Sullivan notes that the main issue posed by inversions such as that by Pfizer and Allergan "involves a loss of revenue, not employment .... Pfizer's operational headquarters will remain in Manhattan - just as the operational headquarters of Allergan, legally resident in Ireland, has remained in Parsippany, New Jersey."
A revenue issue arises for two reasons. Pfizer-Allergan will now find it easier to strip profits out of the United States through intra-group debt, and it will now have an easier time doing what it likes with the "trapped earnings" that it has given itself abroad, mainly through tax planning, without a taxable U.S. repatriation.
Sullivan, like me, believes that these issues are best addressed in a broader context than just anti-inversion rules. Thus, he proposes improving our earnings-stripping rules - which, unlike our controlled foreign corporation (CFC) rules, need not be aimed disproportionately at U.S. as compared to non-U.S. companies - and enacting a one-time tax (in effect, a deemed repatriation) on the existing stock of unrepatriated earnings.
Less good, though not wholly devoid of merit, was Carl Icahn's op-ed in the New York Times yesterday. Icahn appears to have a couple of basic misunderstandings of how our international tax rules actually work. For example, he claims that we impose "double taxation" upon U.S. companies' foreign earnings - apparently not understanding that we have a foreign tax credit. (Indeed, he expressly refers to the "foreign tax deduction.") He also repeatedly says that the problem is our "uncompetitive" tax system, an annoying cliche that rests on assuming that U.S. multinationals face unusually high tax burdens by global standards. Researchers have tried to study this, and it is probably false. The motivation for inversions rests in their capacity to reduce the companies' tax burdens - which is distinct from the question of whether these burdens are high or low to begin with.
Icahn does, however, note the importance of earnings-stripping. He also gives props to a bipartisan tax legislative proposal (Schumer-Portman) that would use deemed repatriation (at a reduced rate) to address trapped earnings, although he appears to misunderstand it as allowing voluntary repatriation.
I am perhaps least happy with a Business Insider op-ed by Glenn Hubbard. I don't really disagree with Hubbard's opening claim, which is that, if the deal benefits Pfizer's shareholders, there is good reason for management to want to do it. I am surprised, however, that Hubbard seems to think the main motivation for inversions is that the U.S. corporate tax rate is too high.
Now, it's true that a higher corporate rate raises the tax savings per dollar of earnings-stripping, as well as the tax charge associated with a taxable repatriation.

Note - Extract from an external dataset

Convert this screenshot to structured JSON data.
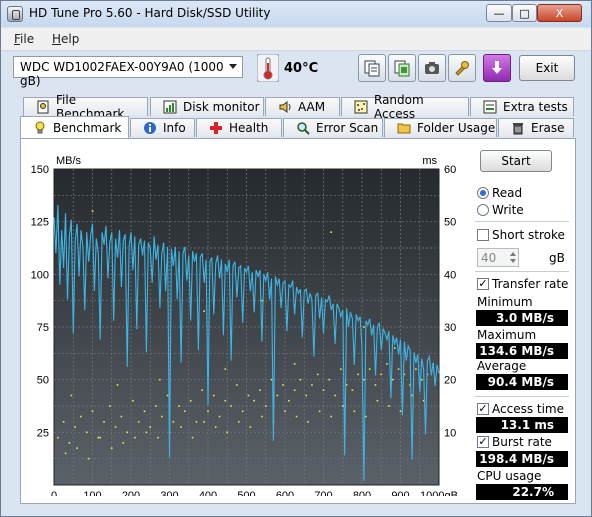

But for U.S. source activity that yields U.S. taxable income, the corporate tax rate, whatever it is, applies alike to U.S. and foreign multinationals. So it is not directly affected by inversions.
By all means, let's debate how low or high the U.S. corporate tax rate should be. But whether it's lowered significantly or not, let's also strengthen our earnings-stripping rules (so the rate will apply more uniformly to U.S. economic activity). Also, Hubbard should know that it's not generally efficient to hand transitional windfalls to taxpayers, by wiping out deferred taxes that pertain to profits generated in the past.
And finally, calling the Pfizer deal (as Hubbard does) "self-help tax reform" is a bit gag-worthy. Agreed that it's self-help, and that we should expect self-help. But preparing for greater earnings-stripping, and wiping out deferred taxes on profits that to a considerable extent may have been placed abroad, as an artificial accounting matter, through tax planning, falls somewhat short of what I would call "tax reform."
If I may deliberately (and egregiously) mix my metaphors, Hubbard's op-ed barks up the wrong tree regarding inversions because he has other fish to fry. When you have a position, it's tempting to use everything out there as evidence in its favor, but inversions operate mainly at different margins than that posed by the choice of domestic U.S. corporate tax rate.